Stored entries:
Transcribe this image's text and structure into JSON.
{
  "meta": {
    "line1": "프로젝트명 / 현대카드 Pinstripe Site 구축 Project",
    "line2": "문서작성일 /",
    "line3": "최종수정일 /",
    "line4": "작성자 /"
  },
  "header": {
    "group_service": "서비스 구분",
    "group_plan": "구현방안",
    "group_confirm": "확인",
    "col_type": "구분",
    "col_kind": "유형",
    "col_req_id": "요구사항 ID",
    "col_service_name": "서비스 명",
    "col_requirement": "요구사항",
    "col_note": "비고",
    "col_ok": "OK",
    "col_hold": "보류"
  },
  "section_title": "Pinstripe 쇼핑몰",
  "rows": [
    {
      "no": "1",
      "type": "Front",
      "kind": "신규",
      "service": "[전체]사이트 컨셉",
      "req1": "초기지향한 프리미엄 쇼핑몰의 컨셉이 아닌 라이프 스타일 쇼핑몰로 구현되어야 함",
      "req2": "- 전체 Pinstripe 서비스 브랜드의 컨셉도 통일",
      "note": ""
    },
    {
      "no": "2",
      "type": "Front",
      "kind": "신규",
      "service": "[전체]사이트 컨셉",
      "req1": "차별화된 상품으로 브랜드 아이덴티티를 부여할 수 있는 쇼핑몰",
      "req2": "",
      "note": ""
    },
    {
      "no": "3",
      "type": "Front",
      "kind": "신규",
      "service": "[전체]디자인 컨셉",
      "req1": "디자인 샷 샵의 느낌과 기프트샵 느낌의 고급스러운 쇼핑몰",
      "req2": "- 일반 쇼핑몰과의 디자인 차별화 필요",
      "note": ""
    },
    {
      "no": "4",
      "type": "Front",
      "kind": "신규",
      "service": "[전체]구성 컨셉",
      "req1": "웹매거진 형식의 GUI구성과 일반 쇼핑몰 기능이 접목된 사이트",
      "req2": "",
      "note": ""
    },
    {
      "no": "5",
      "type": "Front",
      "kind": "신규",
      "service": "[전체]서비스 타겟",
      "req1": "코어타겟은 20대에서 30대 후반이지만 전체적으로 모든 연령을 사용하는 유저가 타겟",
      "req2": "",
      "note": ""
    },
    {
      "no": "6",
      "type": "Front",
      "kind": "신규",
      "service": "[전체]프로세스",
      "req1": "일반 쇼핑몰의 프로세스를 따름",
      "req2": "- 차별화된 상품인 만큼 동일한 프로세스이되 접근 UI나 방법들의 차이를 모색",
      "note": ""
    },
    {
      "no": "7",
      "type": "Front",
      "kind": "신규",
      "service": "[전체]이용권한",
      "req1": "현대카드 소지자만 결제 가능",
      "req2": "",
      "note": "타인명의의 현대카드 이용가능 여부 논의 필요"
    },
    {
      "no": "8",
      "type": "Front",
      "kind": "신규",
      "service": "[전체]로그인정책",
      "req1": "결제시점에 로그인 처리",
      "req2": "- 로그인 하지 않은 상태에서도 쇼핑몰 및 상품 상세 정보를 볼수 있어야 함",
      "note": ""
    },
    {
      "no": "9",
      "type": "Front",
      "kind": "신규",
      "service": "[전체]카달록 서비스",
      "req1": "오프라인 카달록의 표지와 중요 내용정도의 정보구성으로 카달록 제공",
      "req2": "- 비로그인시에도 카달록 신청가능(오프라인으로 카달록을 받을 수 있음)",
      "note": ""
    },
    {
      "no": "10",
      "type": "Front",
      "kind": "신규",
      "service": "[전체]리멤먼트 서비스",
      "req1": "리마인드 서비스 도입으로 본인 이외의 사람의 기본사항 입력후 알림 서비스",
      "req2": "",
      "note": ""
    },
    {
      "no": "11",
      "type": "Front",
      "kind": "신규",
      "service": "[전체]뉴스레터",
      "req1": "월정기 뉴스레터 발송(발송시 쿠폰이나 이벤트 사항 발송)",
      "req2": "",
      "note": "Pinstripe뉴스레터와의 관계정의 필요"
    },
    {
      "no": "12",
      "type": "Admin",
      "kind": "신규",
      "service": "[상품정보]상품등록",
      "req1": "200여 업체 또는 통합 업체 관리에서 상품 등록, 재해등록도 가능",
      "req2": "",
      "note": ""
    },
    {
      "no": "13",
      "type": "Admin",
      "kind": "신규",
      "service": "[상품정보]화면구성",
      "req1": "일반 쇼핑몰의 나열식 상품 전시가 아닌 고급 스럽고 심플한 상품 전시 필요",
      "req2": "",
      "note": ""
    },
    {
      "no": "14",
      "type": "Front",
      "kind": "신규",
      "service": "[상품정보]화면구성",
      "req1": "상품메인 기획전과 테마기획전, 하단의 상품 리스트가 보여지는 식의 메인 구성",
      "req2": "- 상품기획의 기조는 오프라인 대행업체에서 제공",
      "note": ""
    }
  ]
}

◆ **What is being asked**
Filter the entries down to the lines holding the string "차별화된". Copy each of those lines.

◆ **Your response**
      "req1": "차별화된 상품으로 브랜드 아이덴티티를 부여할 수 있는 쇼핑몰",
      "req2": "- 차별화된 상품인 만큼 동일한 프로세스이되 접근 UI나 방법들의 차이를 모색",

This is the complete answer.